Is monkeypox an airborne disease that causes paralysis? No, that's not true: While its transmission might occur during prolonged face-to-face contact, the particles do not stay in the air for long and thus it cannot be classified as an airborne disease, the Centers for Disease Prevention and Control (CDC) says. Experts interviewed by Lead Stories said that monkeypox has been associated with encephalitis which, in turn, might cause temporary paralysis. However, contracting monkeypox doesn't mean that a person would lose mobility. Two experts evaluated the odds of such an outcome as extremely low.
The claim appeared in a Facebook post on August 3, 2022, under the caption "Paralyzed." It contained an image of text appearing to come from the BBC, citing health officials purportedly warning the public that monkeypox is an airborne disease.
The text began:
CDC has now classified this disease as airborne and anybody within 15 ft can catch it.
Monkeypox can lead to being paralyzed.
This is what the post looked like on Facebook at the time of writing:
(Source: Facebook screenshot taken on Thu Aug 4 13:01:28 2022 UTC)
The CDC does not mention paralysis as a monkeypox symptom. The most common symptoms of monkeypox are rash, fever and swollen lymph nodes, it says.
Professor Phillip Danielson of the Department of Biological Sciences of the College of Natural Sciences and Mathematics at the University of Denver told Lead Stories via an email on August 4, 2022, that science cannot absolutely exclude the possibility of developing paralysis in monkeypox patients, but that this scenario is very rare:
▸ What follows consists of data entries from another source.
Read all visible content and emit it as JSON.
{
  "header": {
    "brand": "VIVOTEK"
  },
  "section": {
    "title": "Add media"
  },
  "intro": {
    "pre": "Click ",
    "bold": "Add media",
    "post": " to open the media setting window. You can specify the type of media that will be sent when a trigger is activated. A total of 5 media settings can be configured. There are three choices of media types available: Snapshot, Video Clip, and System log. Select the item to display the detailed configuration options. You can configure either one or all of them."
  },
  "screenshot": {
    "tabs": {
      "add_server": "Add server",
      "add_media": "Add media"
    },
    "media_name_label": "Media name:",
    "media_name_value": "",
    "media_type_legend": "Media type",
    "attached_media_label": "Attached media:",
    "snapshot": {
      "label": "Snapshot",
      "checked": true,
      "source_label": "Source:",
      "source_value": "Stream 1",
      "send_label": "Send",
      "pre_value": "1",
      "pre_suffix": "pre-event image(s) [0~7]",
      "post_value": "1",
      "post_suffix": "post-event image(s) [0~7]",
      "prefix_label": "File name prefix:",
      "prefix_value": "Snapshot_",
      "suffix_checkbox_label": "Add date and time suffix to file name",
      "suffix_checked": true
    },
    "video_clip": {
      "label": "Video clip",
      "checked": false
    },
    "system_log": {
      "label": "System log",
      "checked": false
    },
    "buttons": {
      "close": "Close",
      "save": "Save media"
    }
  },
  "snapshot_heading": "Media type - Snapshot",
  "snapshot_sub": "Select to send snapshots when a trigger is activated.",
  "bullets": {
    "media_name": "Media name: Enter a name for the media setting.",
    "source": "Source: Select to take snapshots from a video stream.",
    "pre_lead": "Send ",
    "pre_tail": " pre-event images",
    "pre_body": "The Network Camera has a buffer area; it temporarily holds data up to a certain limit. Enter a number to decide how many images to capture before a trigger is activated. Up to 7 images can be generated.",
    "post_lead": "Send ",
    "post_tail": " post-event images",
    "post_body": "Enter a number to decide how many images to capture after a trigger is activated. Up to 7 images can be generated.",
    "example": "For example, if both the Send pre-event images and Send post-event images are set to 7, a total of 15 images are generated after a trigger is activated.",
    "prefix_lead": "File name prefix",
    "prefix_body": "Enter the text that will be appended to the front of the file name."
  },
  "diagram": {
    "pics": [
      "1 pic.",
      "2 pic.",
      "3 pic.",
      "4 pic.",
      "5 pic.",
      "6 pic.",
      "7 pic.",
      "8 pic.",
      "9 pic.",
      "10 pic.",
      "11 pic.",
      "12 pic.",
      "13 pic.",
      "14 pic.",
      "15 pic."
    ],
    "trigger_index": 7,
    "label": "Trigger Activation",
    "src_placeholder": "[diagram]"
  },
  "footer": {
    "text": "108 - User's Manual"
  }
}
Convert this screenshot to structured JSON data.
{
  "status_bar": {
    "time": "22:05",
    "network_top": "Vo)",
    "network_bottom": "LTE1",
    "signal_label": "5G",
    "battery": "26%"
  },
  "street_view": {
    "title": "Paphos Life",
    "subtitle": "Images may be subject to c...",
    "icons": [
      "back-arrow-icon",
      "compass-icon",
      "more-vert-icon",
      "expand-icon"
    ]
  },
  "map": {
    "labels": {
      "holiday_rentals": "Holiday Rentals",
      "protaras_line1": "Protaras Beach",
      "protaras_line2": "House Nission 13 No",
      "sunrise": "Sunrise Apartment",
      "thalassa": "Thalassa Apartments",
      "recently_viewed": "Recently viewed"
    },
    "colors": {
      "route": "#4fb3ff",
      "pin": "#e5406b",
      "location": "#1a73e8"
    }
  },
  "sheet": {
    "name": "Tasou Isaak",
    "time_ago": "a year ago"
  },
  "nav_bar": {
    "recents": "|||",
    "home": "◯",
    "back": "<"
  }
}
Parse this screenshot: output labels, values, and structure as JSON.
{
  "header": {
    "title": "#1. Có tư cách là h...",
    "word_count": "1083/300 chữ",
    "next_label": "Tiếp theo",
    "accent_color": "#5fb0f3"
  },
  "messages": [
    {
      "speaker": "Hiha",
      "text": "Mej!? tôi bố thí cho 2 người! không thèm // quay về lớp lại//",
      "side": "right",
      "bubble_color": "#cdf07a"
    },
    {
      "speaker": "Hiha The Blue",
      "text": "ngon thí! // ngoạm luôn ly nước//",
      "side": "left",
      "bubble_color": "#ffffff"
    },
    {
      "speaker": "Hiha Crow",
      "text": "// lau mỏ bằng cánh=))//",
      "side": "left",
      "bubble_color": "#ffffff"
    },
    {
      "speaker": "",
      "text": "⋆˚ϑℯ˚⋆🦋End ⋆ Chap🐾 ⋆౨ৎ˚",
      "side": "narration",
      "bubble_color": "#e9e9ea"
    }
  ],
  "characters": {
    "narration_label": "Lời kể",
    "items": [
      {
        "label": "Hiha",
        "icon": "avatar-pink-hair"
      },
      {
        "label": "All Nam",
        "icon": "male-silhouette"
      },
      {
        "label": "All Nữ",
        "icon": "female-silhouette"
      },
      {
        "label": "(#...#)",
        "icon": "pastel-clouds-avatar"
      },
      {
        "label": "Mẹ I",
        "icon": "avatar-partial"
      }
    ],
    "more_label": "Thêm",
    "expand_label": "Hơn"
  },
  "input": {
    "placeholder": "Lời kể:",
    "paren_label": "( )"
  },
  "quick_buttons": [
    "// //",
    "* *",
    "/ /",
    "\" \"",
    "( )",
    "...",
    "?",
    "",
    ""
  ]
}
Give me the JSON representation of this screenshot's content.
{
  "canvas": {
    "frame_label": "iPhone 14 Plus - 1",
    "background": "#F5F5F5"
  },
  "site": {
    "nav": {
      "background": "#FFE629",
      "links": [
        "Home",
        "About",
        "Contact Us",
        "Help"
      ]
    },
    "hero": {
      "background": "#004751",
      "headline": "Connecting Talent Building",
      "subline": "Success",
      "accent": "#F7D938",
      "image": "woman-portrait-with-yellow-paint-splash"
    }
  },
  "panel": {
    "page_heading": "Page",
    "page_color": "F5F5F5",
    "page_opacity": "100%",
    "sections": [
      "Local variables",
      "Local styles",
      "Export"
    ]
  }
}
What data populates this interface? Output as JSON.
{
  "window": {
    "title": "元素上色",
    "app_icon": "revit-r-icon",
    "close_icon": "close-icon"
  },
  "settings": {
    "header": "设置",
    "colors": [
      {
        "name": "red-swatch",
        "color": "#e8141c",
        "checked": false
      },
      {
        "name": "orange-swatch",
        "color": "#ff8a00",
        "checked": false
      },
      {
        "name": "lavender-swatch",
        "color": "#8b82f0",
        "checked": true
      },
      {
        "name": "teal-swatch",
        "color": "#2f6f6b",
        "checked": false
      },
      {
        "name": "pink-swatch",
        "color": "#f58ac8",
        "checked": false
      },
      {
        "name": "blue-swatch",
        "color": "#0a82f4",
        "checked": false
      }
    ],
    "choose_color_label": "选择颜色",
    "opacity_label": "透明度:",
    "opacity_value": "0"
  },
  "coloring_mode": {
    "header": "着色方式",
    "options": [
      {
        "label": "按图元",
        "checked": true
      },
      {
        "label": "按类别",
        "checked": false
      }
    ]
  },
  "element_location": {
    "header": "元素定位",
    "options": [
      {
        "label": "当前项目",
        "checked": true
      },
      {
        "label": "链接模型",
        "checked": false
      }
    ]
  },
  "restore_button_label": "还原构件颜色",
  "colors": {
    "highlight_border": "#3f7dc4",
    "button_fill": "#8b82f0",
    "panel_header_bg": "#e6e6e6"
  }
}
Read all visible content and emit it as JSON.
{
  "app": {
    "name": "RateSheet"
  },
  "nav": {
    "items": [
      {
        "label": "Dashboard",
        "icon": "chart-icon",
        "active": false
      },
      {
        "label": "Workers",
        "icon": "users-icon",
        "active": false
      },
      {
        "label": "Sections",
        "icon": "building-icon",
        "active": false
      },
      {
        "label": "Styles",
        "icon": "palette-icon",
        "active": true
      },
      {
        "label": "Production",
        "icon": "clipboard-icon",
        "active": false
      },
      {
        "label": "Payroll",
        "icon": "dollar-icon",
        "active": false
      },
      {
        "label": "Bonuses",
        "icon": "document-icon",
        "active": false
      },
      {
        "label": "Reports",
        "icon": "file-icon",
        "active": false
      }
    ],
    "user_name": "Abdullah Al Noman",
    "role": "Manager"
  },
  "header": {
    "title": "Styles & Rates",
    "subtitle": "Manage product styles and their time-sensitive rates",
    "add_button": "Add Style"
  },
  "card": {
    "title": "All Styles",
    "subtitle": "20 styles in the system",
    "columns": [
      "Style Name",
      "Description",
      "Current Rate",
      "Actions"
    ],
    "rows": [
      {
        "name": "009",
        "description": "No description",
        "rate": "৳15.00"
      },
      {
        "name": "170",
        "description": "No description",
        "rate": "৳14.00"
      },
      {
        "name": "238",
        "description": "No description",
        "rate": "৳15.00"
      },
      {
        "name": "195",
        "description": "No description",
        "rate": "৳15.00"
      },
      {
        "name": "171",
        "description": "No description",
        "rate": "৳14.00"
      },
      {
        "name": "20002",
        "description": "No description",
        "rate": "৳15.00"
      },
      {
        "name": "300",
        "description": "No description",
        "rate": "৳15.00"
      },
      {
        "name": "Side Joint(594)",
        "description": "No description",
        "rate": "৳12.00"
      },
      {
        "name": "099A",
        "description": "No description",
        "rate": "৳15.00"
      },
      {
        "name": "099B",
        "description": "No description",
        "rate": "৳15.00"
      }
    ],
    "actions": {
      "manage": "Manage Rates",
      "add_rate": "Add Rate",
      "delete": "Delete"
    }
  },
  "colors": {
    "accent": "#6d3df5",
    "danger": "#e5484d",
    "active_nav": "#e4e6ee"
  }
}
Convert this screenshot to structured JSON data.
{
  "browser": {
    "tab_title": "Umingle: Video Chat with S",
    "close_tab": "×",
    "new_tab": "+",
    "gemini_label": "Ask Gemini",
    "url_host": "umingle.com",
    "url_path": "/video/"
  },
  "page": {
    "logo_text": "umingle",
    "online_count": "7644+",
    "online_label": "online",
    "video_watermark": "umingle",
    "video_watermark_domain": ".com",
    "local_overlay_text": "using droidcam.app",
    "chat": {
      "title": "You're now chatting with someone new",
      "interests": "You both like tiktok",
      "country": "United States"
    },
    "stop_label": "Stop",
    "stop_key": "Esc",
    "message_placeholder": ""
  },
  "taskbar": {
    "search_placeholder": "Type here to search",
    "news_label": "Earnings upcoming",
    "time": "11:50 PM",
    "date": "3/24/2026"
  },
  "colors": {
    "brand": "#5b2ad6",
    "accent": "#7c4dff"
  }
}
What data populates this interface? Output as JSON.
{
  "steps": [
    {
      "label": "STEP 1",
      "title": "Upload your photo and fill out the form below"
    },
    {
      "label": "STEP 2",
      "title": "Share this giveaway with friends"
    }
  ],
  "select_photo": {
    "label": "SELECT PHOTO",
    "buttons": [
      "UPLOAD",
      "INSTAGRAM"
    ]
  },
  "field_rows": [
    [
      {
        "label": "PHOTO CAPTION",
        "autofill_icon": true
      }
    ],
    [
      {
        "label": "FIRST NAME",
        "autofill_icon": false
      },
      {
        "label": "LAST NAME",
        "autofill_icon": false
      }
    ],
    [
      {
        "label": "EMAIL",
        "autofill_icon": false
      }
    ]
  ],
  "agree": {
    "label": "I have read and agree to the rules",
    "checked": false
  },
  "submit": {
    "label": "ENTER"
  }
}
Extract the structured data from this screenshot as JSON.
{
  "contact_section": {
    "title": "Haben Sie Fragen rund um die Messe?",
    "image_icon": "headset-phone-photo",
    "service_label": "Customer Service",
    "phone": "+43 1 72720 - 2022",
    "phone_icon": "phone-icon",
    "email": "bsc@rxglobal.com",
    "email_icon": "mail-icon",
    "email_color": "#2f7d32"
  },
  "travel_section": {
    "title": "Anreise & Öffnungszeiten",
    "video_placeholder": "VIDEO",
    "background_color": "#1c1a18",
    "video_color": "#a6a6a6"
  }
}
While paralysis is not considered to be among the standard/common health outcomes of contracting Monkeypox, we cannot say with absolute certainty that Monkeypox can never lead to paralysis. In rare instances, Monkeypox (like its cousin smallpox) may lead to encephalitis which is an inflammation of the brain. This inflammation may in severe cases cause sufficient damage to result in paralysis.This being said, even if one were to develop encephalitis as a result of Monkeypox, it is not a guarantee that the encephalitis would be sufficiently severe to cause paralysis. Much would depend on the virulence of the infection and the health history of the patient.
Another expert, John J. Dennehy, a professor of biology at Queens College of the City University of New York, told Lead Stories in an August 4, 2022, email that he is "not aware of any monkeypox cases that report paralysis as a symptom."
Health authorities have said that monkeypox is not an airborne disease and does not spread through brief chats or walking by an infected person. It is predominantly transmitted through skin-to-skin contact, body fluids or personal items that have been used by an infected person, such as towels. The CDC mentions prolonged face-to-face contact, too.
Monkeypox virus is a completely different virus than the viruses that cause COVID-19 or measles. It is not known to linger in the air and is not transmitted during short periods of shared airspace. [...]
There are important differences between airborne transmission and transmission via respiratory secretions. Airborne transmission occurs when small virus particles become suspended in the air and can stay there for periods of time. These particles can spread on air currents, or sometimes even infect people who enter a room after the infected person has left. In contrast, monkeypox may be found in droplets like saliva or respiratory secretions that drop out of the air quickly. Long range (e.g., airborne) transmission of monkeypox has not been reported.
The CDC emphasizes that the odds of respiratory transmission of monkeypox are low and that people who sat near infected people on an airplane remained healthy.
One study published in July 2022 in the New England Journal of Medicine concluded that 95 percent of 528 monkeypox cases in 16 countries were suspected to have been transmitted through sexual activity.
The illness lasts two to four weeks, not months as the Facebook post claims.
The BBC, allegedly the source in the Facebook post, has never written an article with these claims. Instead, on August 3, 2022, it published an article about monkeypox with information from the World Health Organization, CDC and the UK Health Security Agency.